August 2021: Trudeau’s Selfish Summer Election


On August 15, Prime Minister Trudeau visited Governor General Mary Simon requesting that she dissolve Parliament, paving the way for a Sept. 20 federal election. The election call, seen by Canadians as a cynical move calculated to shore up the Liberal Party’s minority government, was immediately dubbed as Trudeau’s “selfish summer election” by NDP Leader Jagmeet Singh. The snap election, which Trudeau tried to cast as a referendum on his government’s handling of the pandemic and its ability to lead the country into the post-pandemic era, was met with apathy by the voting public and, in the end, solved very little. The Liberals once again garnered fewer votes than the Conservative Party, under leader Erin O’Toole, but managed to return to Ottawa with another minority government. Trudeau’s failure to make any electoral gains in western Canada, which ultimately led to his failure to secure a majority government for the second-straight election, touched off a round of speculation about whether he would step aside as Liberal Leader and hand the reins over to Finance Minister Chrystia Freeland.


September 2021: The Two Michaels Return Home


Michael Spavor and Michael Kovrig returned to Canada after being jailed by Chinese authorities for nearly three years.
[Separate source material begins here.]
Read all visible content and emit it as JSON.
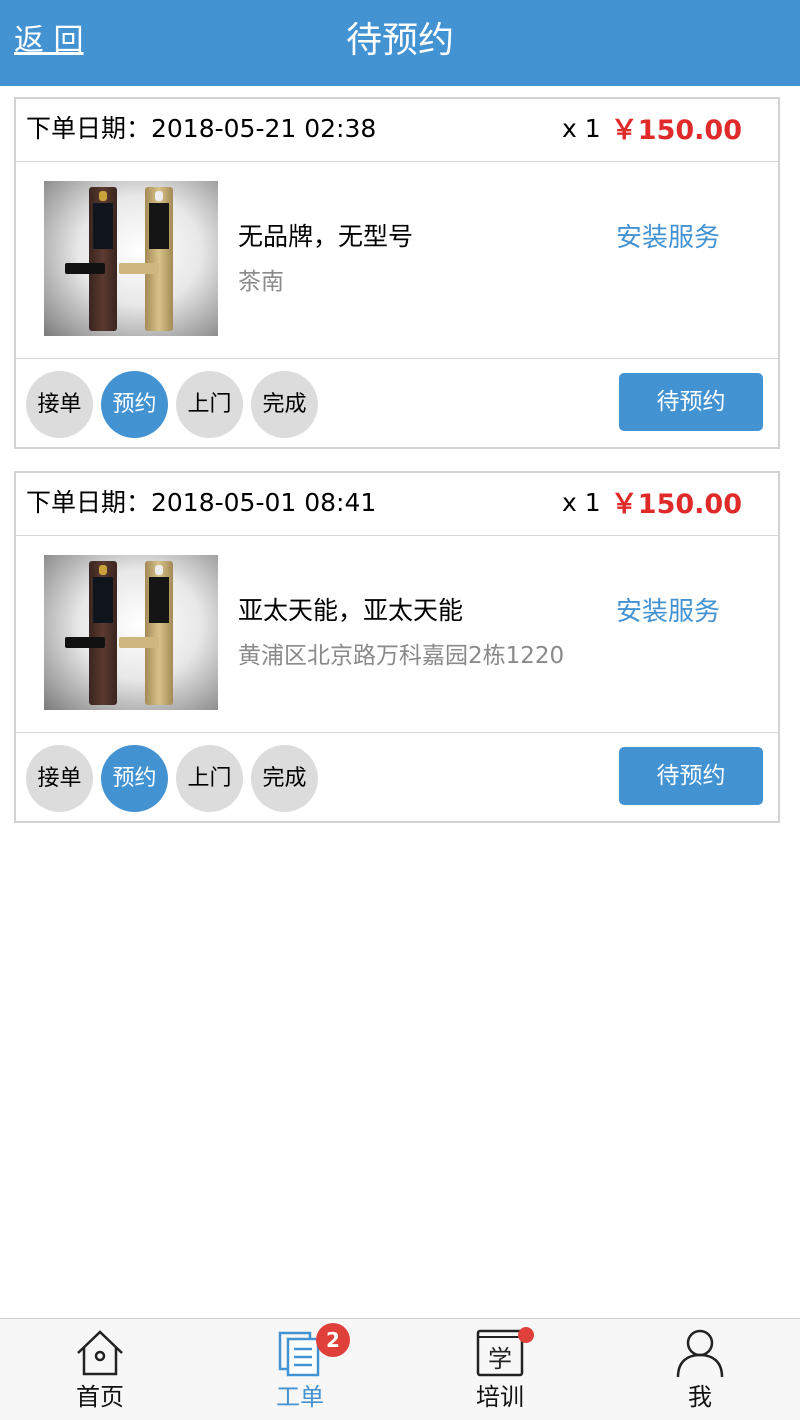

The “Two Michaels” were taken into custody by Chinese police in December 2018 in what was a blatant retaliation for Canada’s role in the extradition proceedings against Huawei executive Meng Wanzhou, who had been arrested by Canadian authorities on behalf of the U.S. The pair were detained in prison on trumped-up charges of spying on China and were finally released after 1,000 days once the U.S. agreed to halt its extradition proceedings against Meng, The ordeal the two men went through has changed relations between Canada and China forever, where financial ties between the two countries will no longer take a back seat to human rights. This culminated in Conservative Leader Erin O’Toole recently calling for a full boycott of the Beijing Winter Olympics, which are set to open on Feb. 4, 2022.